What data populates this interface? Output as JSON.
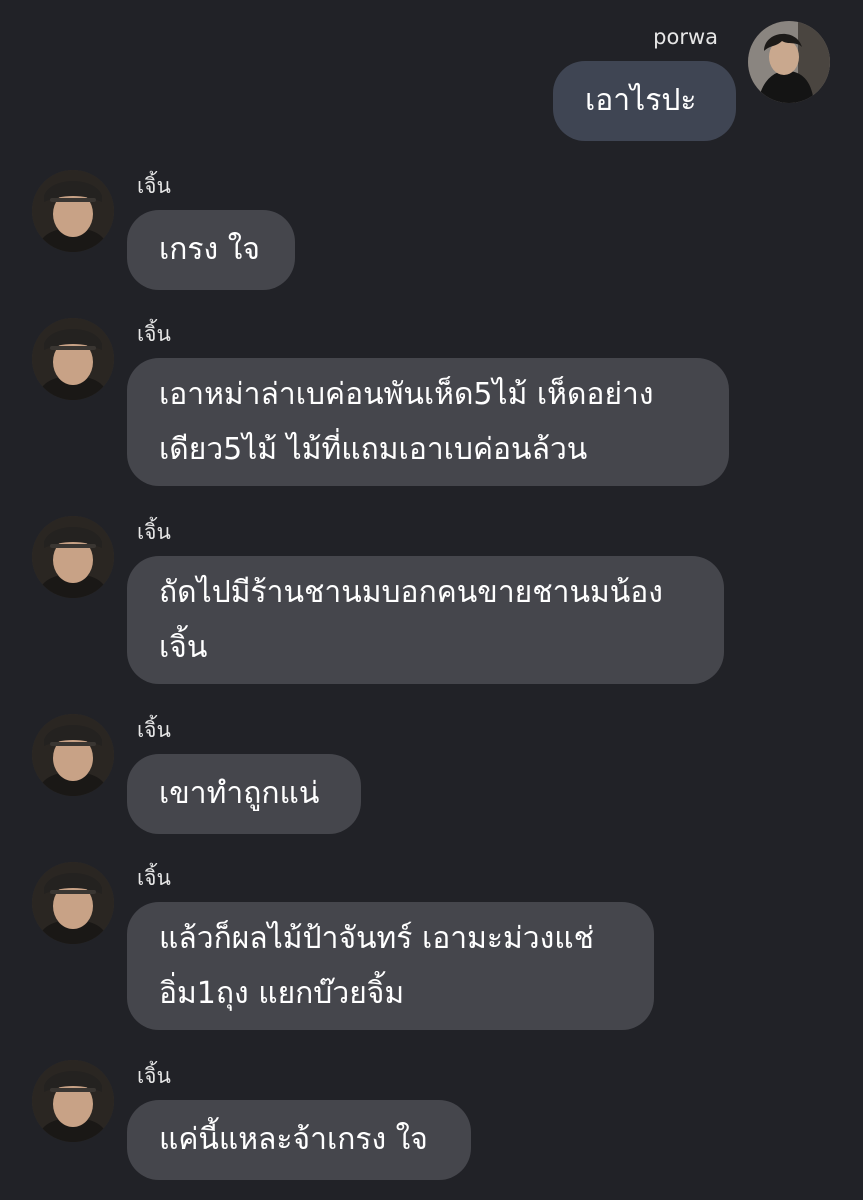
{
  "conversation": {
    "outgoing": {
      "sender": "porwa",
      "text": "เอาไรปะ"
    },
    "incoming_sender": "เจิ้น",
    "messages": [
      {
        "lines": [
          "เกรง ใจ"
        ]
      },
      {
        "lines": [
          "เอาหม่าล่าเบค่อนพันเห็ด5ไม้ เห็ดอย่าง",
          "เดียว5ไม้ ไม้ที่แถมเอาเบค่อนล้วน"
        ]
      },
      {
        "lines": [
          "ถัดไปมีร้านชานมบอกคนขายชานมน้อง",
          "เจิ้น"
        ]
      },
      {
        "lines": [
          "เขาทำถูกแน่"
        ]
      },
      {
        "lines": [
          "แล้วก็ผลไม้ป้าจันทร์ เอามะม่วงแช่",
          "อิ่ม1ถุง แยกบ๊วยจิ้ม"
        ]
      },
      {
        "lines": [
          "แค่นี้แหละจ้าเกรง ใจ"
        ]
      }
    ]
  }
}
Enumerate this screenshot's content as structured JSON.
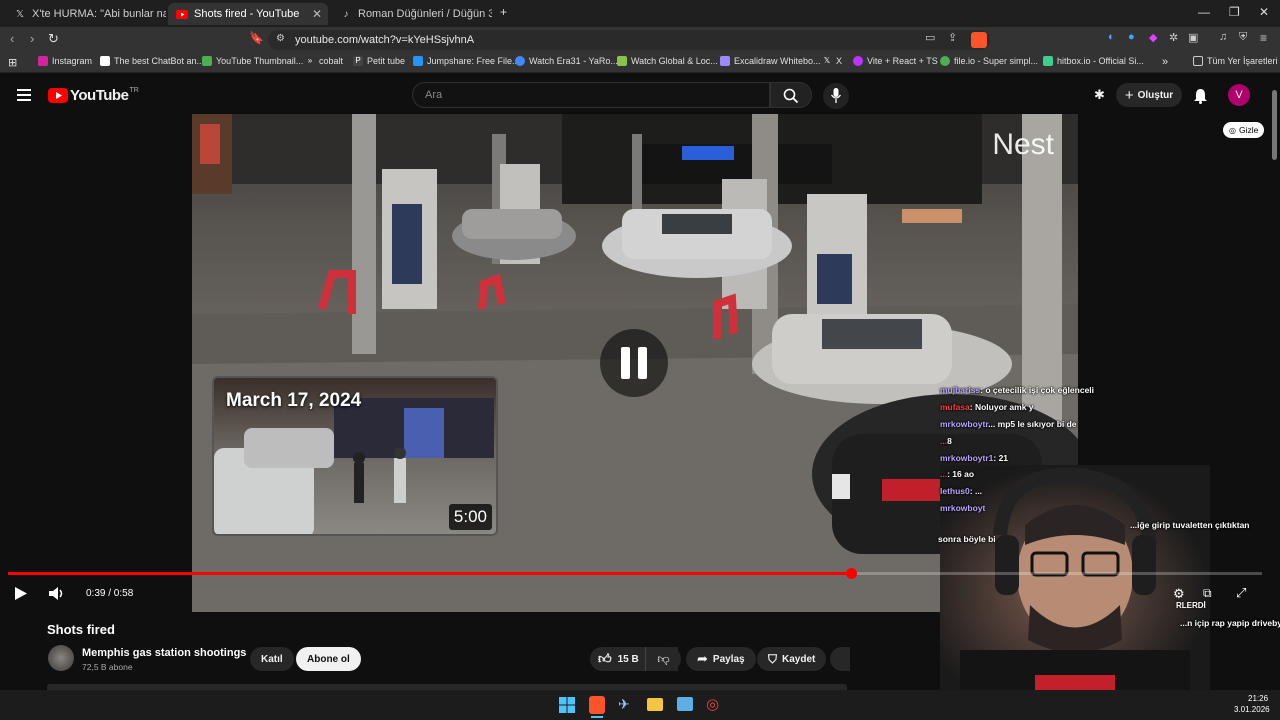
{
  "browser": {
    "tabs": [
      {
        "title": "X'te HURMA: \"Abi bunlar nasıl bir ka",
        "icon": "x-logo-icon"
      },
      {
        "title": "Shots fired - YouTube",
        "icon": "youtube-icon"
      },
      {
        "title": "Roman Düğünleri / Düğün 35 (@dug",
        "icon": "tiktok-icon"
      }
    ],
    "url": "youtube.com/watch?v=kYeHSsjvhnA",
    "bookmarks": [
      "Instagram",
      "The best ChatBot an...",
      "YouTube Thumbnail...",
      "cobalt",
      "Petit tube",
      "Jumpshare: Free File...",
      "Watch Era31 - YaRo...",
      "Watch Global & Loc...",
      "Excalidraw Whitebo...",
      "X",
      "Vite + React + TS",
      "file.io - Super simpl...",
      "hitbox.io - Official Si..."
    ],
    "all_bookmarks": "Tüm Yer İşaretleri"
  },
  "youtube": {
    "logo": "YouTube",
    "logo_region": "TR",
    "search_placeholder": "Ara",
    "create_label": "Oluştur",
    "avatar_letter": "V"
  },
  "player": {
    "watermark": "Nest",
    "hide_label": "Gizle",
    "inset_date": "March 17, 2024",
    "inset_duration": "5:00",
    "time": "0:39 / 0:58",
    "progress": 0.672,
    "overlay_text_1": "RLERDİ"
  },
  "video": {
    "title": "Shots fired",
    "channel": "Memphis gas station shootings",
    "subscribers": "72,5 B abone",
    "join_label": "Katıl",
    "subscribe_label": "Abone ol",
    "likes": "15 B",
    "share_label": "Paylaş",
    "save_label": "Kaydet"
  },
  "chat": [
    {
      "user": "mujbariss",
      "msg": ": o çetecilik işi çok eğlenceli"
    },
    {
      "user": "mufasa",
      "msg": ": Noluyor amk y"
    },
    {
      "user": "mrkowboytr",
      "msg": "... mp5 le sıkıyor bi de"
    },
    {
      "user": "...",
      "msg": "8"
    },
    {
      "user": "mrkowboytr1",
      "msg": ": 21"
    },
    {
      "user": "...",
      "msg": ": 16 ao"
    },
    {
      "user": "lethus0",
      "msg": ": ..."
    },
    {
      "user": "mrkowboyt",
      "msg": ""
    }
  ],
  "chat_side": [
    "...iğe girip tuvaletten çıktıktan",
    "sonra böyle bi",
    "...n içip rap yapip driveby"
  ],
  "taskbar": {
    "time": "21:26",
    "date": "3.01.2026"
  },
  "colors": {
    "youtube_red": "#ff0000",
    "subscribe_bg": "#f1f1f1",
    "header_bg": "#0f0f0f"
  }
}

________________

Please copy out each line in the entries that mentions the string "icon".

        "icon": "x-logo-icon"
        "icon": "youtube-icon"
        "icon": "tiktok-icon"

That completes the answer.